Through historical studies of some of the work of Montesquieu, Comte, Durkheim, Boas, Morgenthau, Aron and Bourdieu, Derek Robbins examines the changing and competing conceptualisations of the political and the social in the Western European intellectual tradition. He suggests that we are now experiencing a new ‘dissociation of sensibility’ in which political thought and its consequences in action have become divorced from social and cultural experience. Developing further the ideas of Bourdieu which he has presented in books and articles over the last twenty years, Robbins argues that we need to integrate the recognition of cultural difference with the practice of international politics by accepting that the ‘field’ of international political discourse is a social construct which is contingent on encounters between diverse cultures. ‘Everything is relative’ (Comte) and ‘everything is social’ (Bourdieu), not least international politics.

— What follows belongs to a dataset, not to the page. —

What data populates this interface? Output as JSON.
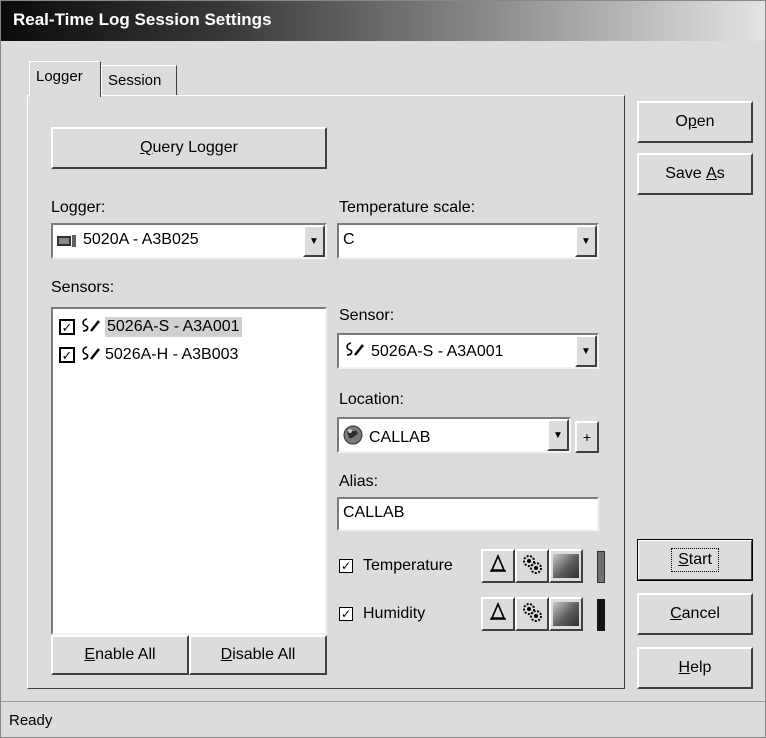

- Chapter 1: Montesquieu: cultural relativist and proto-positivist?
- Chapter 2: Comte: positivist science and history
- Chapter 3: Durkheim: post-positivist social science and politics
- Chapter 4: American anthropology and political realism
- Chapter 5: Aron: politics and/or sociologism
- Chapter 6: Bourdieu: reflexive sociologism and the field of politics